“Talking Politics,” a podcast that hit 20 million listeners in 2020, saw an increase of around 20% in revenue after monetizing through Acast+’s subscription platform, said Clarissa Pabi, senior content development manager at Acast. Pabi said the figures have been similar for other podcasts using the service, though Acast didn’t provide more specifics.
Creator subscription service
can also be used by podcasters to generate income directly from listeners. Podcast subscribers can access a private RSS feed through Patreon where hosts share early access to episodes and bonus content. Hosts can also interact with listeners through the community and messaging element of the platform.
The total number of podcasters on Patreon, and their earnings, in the UK and US have almost doubled in the past year, Ronny Krieger, general manager for Europe at Patreon told Insider. The company didn’t provide specifics on either total. Podcasts are now the second largest creator category on the platform, Krieger said.
Some of the highest-earning podcasts on Patreon include gaming podcast “The Glass Cannon,” which has 11,219 paying patrons and earns above $80,000 each month, and true crime podcast “RedHanded,” with 9,067 patrons and earnings above $60,000 each month, according to Patreon’s website.
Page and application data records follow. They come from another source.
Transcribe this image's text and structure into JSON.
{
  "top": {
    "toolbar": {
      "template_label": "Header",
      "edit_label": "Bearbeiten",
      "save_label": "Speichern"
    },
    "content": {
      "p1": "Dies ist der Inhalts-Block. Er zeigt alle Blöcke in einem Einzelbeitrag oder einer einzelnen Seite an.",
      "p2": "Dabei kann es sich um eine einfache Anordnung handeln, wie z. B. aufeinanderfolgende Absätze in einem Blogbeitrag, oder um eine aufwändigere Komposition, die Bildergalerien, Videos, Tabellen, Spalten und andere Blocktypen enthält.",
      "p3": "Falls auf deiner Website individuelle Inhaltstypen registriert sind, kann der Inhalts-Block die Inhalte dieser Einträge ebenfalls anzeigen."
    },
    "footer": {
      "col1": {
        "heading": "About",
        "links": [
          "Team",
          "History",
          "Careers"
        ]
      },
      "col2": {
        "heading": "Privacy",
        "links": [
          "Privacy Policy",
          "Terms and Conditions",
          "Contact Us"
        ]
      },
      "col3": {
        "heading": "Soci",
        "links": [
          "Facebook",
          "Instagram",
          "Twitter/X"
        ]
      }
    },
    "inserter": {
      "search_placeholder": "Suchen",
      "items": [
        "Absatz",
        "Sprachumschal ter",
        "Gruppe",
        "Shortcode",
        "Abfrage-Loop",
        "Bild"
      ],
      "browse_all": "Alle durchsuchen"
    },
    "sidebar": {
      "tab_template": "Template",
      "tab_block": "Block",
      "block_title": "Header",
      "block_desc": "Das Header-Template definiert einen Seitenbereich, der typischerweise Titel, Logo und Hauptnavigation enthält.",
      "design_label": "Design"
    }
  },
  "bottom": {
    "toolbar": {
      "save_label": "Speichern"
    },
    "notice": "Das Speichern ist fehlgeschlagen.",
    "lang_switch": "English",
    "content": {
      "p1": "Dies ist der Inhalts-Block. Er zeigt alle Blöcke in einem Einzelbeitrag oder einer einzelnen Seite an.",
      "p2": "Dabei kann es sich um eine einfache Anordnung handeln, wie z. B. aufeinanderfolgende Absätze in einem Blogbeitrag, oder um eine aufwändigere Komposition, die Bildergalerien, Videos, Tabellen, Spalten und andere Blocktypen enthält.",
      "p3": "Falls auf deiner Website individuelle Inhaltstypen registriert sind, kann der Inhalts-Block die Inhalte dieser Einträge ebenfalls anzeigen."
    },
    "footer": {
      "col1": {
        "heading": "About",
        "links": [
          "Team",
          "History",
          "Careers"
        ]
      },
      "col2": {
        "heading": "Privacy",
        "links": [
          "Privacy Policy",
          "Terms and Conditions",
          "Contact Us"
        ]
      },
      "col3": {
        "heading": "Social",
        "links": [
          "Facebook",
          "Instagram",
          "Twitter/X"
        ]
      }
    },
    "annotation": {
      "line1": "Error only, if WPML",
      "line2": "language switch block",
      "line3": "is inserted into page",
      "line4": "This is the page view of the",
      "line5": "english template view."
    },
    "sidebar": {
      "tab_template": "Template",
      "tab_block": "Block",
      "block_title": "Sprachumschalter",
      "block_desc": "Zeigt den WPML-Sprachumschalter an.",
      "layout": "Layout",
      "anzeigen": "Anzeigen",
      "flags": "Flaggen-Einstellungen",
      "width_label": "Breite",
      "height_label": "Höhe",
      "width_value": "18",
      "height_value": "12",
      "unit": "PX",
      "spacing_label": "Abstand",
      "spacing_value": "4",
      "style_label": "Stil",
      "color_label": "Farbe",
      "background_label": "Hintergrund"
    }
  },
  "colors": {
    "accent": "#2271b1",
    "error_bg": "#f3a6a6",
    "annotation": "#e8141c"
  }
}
While access to these platforms can bring in more revenue than without, it can cost money to get set up. Apple’s forthcoming podcast subscription platform costs $19.99 to access the subscription model, and Apple will take 30% of revenue from the podcast’s first year, and 15% each year thereafter.
Podcasters can extend the monetization possibilities of their shows through events and merchandise
Podcasters can also find monetization success by launching products and working on events outside of their core shows, such as with a book or a live podcast recording where listeners can purchase tickets.
Pabi said that “Talking Politics,” for example, launched a collaboration with London Review of Books where listeners could purchase a box of books that fit alongside the podcast episodes.
Influencer merch platform Teespring has a whole section dedicated to podcast apparel, and the process for creators getting set up on the site is straightforward. Content creators need to connect at least one of their social accounts to the website to start designing and selling.
Elsewhere, space and science podcast “StarTalk” sells merchandise through influencer merch company Fanjoy, such as a hoodie for $45 and t-shirts for $25.
Podcasts can request supporter contributions — from the price of a cup of coffee to bigger donations
Podcast hosts can also earn from their listeners directly using a tip-based model.
Acast has its own platform – Acast Supporter – that allows listeners to give anything between $3 and $3,000 to their favorite podcasts.
“Running Commentary,” a podcast by comedians Rob Deering and Paul Tonkinson, has found success with the supporter model.
Deering and Tonkinson told Insider over email that the podcast earned several thousand British pounds through listener donations in the last year.
Donations to the podcast spiked at the introduction of the model, and then again over the Christmas period, the said.
“We’re very clear on the ‘buy us a coffee’ concept,” the podcast hosts told Insider. “The majority of the donations are £3 or £5 ($4-7), and we also get a steady supply of funny, touching, personal messages, and bigger donations.”
Spending your own ad dollars on other podcasts can have benefits down the line
Getting listeners to discover your show is, arguably, the biggest challenge for podcasters. Hitting the landmark 10,000 listener-per-episode mark can be easier said than done in an oversaturated market.
One route to podcast discovery is purchasing ads on other podcasts with similar audiences, Albright said.
One benefit of this strategy is that once the ad appears on a similar show, the host can contact the other podcast’s advertisers and be referred, ideally, to the advertising agency responsible for their marketing budget, according to Albright.